- Intel is going to produce ARM chips that are going to be effective enough for smartphones;
- Microsoft is going to make their next version of Windows run on Intel’s ARM chips;
- This combination is going to power smartphones in the future.
While this is a good thing overall (more hardware and software for smartphones to choose from), it’s a death sentence for WP7. If an ARM version of Windows 8 runs on Intel chip based smartphones, nobody will need the current stack of hardware and software known as Windows Phone 7.
Microsoft still hasn’t revealed sales numbers for their Windows Phone 7 and they probably have a reason not to. Meanwhile, Steve Ballmer said during CES that Microsoft “is going to continue to invest in WP7 aggressively in the future“.
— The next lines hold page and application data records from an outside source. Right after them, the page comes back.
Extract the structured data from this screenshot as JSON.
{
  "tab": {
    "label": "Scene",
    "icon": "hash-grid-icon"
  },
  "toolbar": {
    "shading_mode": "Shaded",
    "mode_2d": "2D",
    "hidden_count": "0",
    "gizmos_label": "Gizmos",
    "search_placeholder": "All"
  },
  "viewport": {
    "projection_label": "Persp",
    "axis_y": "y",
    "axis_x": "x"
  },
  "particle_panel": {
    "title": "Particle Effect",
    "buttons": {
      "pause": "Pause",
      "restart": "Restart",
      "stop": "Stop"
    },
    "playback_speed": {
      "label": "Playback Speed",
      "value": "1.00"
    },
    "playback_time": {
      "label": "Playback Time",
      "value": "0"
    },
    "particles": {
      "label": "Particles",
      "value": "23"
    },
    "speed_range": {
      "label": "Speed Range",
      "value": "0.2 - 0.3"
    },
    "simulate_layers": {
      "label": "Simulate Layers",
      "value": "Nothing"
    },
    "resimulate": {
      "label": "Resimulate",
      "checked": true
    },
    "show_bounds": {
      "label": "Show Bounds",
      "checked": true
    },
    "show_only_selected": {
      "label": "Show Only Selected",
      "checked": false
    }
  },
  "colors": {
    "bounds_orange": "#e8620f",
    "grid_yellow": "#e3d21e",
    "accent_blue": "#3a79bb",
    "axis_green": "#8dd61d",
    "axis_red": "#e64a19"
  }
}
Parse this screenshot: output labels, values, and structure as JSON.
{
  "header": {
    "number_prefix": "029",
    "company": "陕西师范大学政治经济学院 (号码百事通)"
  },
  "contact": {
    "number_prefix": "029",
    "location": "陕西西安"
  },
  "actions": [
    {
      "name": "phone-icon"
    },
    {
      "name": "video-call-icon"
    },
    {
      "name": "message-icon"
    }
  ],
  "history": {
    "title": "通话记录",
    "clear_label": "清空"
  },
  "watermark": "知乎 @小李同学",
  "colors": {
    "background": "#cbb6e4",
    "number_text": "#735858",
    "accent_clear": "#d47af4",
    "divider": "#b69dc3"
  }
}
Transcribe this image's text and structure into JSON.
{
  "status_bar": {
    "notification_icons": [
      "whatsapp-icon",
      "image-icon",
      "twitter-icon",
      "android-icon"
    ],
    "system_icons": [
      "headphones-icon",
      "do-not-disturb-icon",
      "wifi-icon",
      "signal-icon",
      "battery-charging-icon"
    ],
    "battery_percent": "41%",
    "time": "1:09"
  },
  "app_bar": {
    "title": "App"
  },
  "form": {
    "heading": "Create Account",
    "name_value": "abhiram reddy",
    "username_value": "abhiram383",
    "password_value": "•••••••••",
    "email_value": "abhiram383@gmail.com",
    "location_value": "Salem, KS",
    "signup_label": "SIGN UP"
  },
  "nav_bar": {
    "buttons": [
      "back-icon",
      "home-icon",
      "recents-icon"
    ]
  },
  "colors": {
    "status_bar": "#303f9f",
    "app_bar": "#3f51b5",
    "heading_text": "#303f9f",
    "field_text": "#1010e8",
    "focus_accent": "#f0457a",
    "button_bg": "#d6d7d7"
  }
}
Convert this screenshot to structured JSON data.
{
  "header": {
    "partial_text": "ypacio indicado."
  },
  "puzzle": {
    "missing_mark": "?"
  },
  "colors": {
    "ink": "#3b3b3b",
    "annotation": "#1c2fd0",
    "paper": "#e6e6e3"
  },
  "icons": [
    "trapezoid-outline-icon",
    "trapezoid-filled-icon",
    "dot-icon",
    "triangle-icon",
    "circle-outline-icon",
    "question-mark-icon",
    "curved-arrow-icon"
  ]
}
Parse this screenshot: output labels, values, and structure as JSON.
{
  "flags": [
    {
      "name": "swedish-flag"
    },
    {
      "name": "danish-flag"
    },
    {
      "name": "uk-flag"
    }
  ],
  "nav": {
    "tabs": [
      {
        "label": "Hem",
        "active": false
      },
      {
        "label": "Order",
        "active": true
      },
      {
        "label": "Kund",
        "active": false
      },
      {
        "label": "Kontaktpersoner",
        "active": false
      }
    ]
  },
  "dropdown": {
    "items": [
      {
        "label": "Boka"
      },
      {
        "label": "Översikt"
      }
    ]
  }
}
However, there are several indications that they already lost faith in Windows Phone 7 and are not willing to bid everything on it. One of them is the release of OneNote for iPhone.
Why did they release it at all? Microsoft will never move a finger for a market smaller than say $1b. Obviously, they don’t expect to make any significant money off OneNote for iPhone. But if they port their entire Office suite to iPhone and iPad, that’s a totally different matter. With the number of devices going into hundreds of millions that’s a $1b market.
Here is the problem: if Microsoft kept Office suite exclusively to Windows Phone 7 platform, it would have been a strong advantage of WP7, especially in the eyes of corporate users. Apparently, the Office division in Microsoft won over WP7 group and the exclusivity won’t hold. And WP7 is doomed without all the help it can get from Microsoft.